For a multitude of reasons, I support proportional representation (PR) systems of voting. The UK currently operates a first-past-the-post (FPTP) system of voting. This means that almost every Government in power in the UK rules without the majority of the country’s support (in fact, far from it).
Last Thursday, history was made as the Conservatives took the Copeland parliamentary seat from the Labour Party. The seat had been held by Labour for 82 years, and it’s the first time a governing party has won a seat from the opposition in a by-election since 1982. And as the Conservatives have been proudly touting, it’s the first time a comparable by-election win has occurred for well over a century. While undoubtedly a seismic event, a closer inspection of the numbers, and of the events that took place during the by-election campaign, reveals a host of curiosities.
The media, and every other candidate in next week’s Copeland by-election, have fallen prey to the nuclear industry’s mighty PR machine by backing the planned Moorside nuclear mega-project just next to the Sellafield site.
Trying to set the story straight is an uphill struggle, and can at times be maddening.
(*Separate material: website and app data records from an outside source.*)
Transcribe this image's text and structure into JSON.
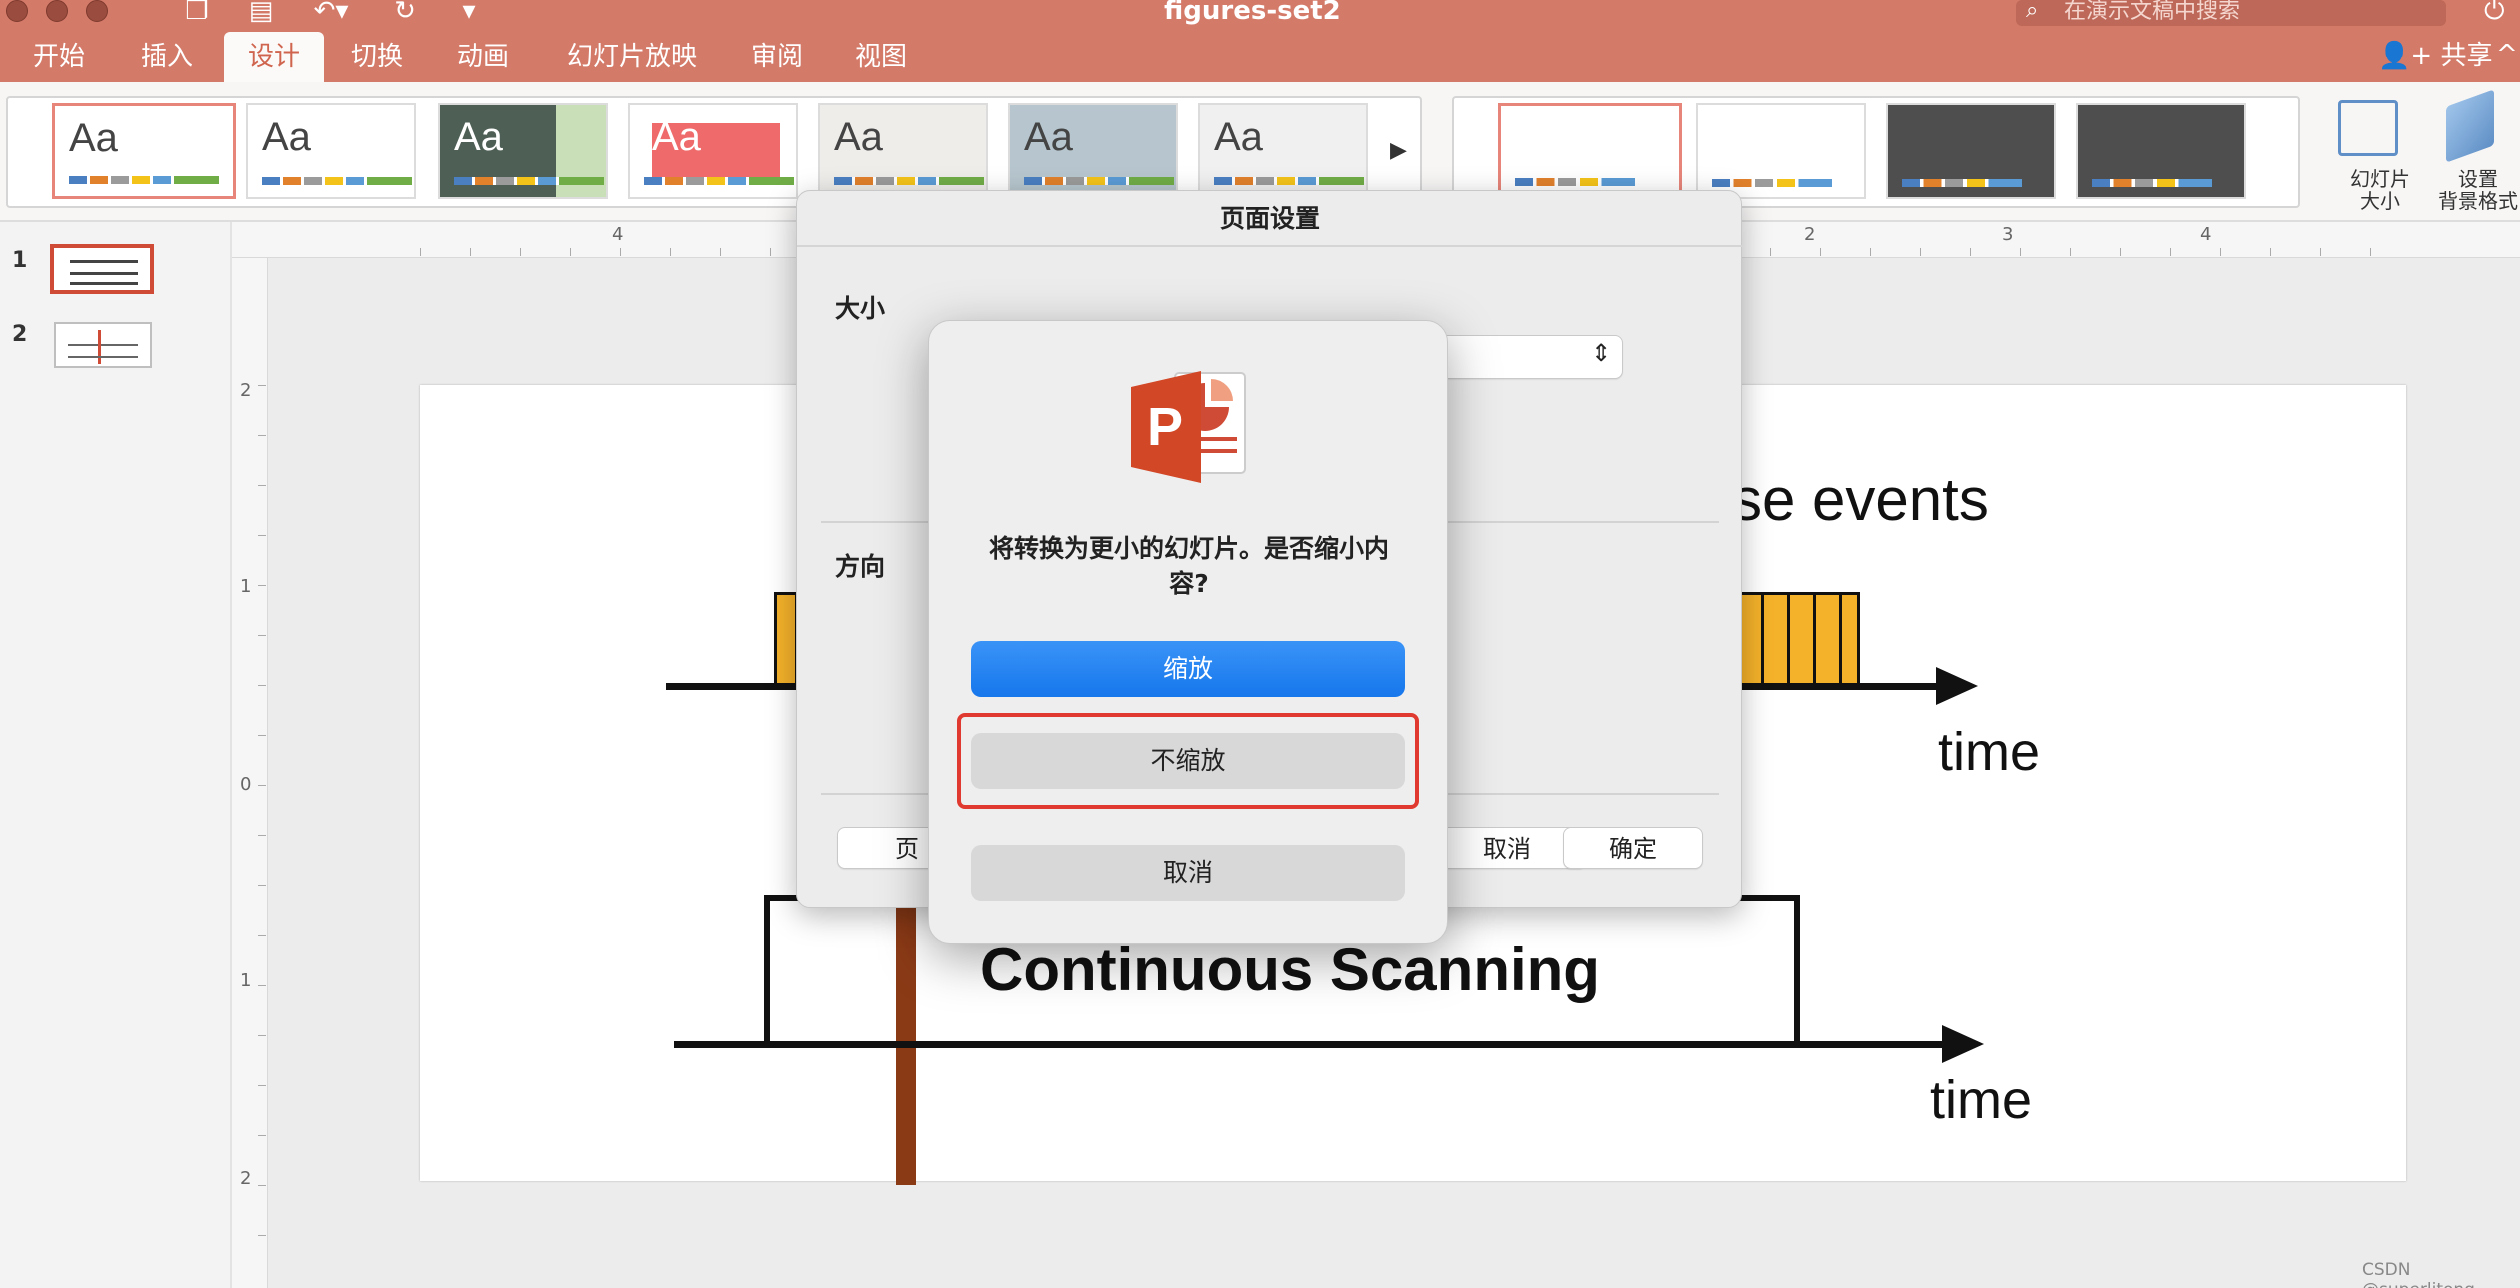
{
  "window": {
    "title": "figures-set2"
  },
  "search": {
    "placeholder": "在演示文稿中搜索"
  },
  "tabs": [
    {
      "label": "开始"
    },
    {
      "label": "插入"
    },
    {
      "label": "设计"
    },
    {
      "label": "切换"
    },
    {
      "label": "动画"
    },
    {
      "label": "幻灯片放映"
    },
    {
      "label": "审阅"
    },
    {
      "label": "视图"
    }
  ],
  "active_tab": "设计",
  "share": {
    "label": "共享"
  },
  "themes": [
    {
      "sample": "Aa"
    },
    {
      "sample": "Aa"
    },
    {
      "sample": "Aa"
    },
    {
      "sample": "Aa"
    },
    {
      "sample": "Aa"
    },
    {
      "sample": "Aa"
    },
    {
      "sample": "Aa"
    }
  ],
  "ribbon": {
    "slide_size_label": "幻灯片\n大小",
    "format_bg_label": "设置\n背景格式"
  },
  "thumbnails": [
    {
      "num": "1"
    },
    {
      "num": "2"
    }
  ],
  "rulers": {
    "h_ticks": [
      "4",
      "2",
      "3",
      "4"
    ],
    "v_ticks": [
      "2",
      "1",
      "0",
      "1",
      "2"
    ]
  },
  "slide": {
    "heading_fragment": "se events",
    "time_label_top": "time",
    "time_label_bottom": "time",
    "box_label": "Continuous Scanning"
  },
  "page_setup": {
    "title": "页面设置",
    "size_label": "大小",
    "orientation_label": "方向",
    "page_button_fragment": "页",
    "cancel_fragment": "取消",
    "ok": "确定"
  },
  "alert": {
    "icon": "powerpoint-app-icon",
    "message": "将转换为更小的幻灯片。是否缩小内容?",
    "scale_button": "缩放",
    "no_scale_button": "不缩放",
    "cancel_button": "取消"
  },
  "watermark": "CSDN @superlitong",
  "colors": {
    "accent": "#d47a69",
    "primary_button": "#1a7ff0",
    "highlight_box": "#e0392f",
    "event_bar": "#f4b12a",
    "marker": "#8b3a16"
  }
}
But it’s worth the fight.
On Friday 13 January, the Green Party announced that it would be standing a candidate in the Copeland by-election. A decision had been reached by the local party in Copeland at its AGM the evening before. Within minutes of the announcement, onlookers on social media questioned why there was apparently no progressive alliance for the seat.
I wrote a post of New Year’s resolutions for WordPress developers for Post Status. It’s a compilation of some of the things I have learnt since joining the WordPress.com VIP team a little over a year ago.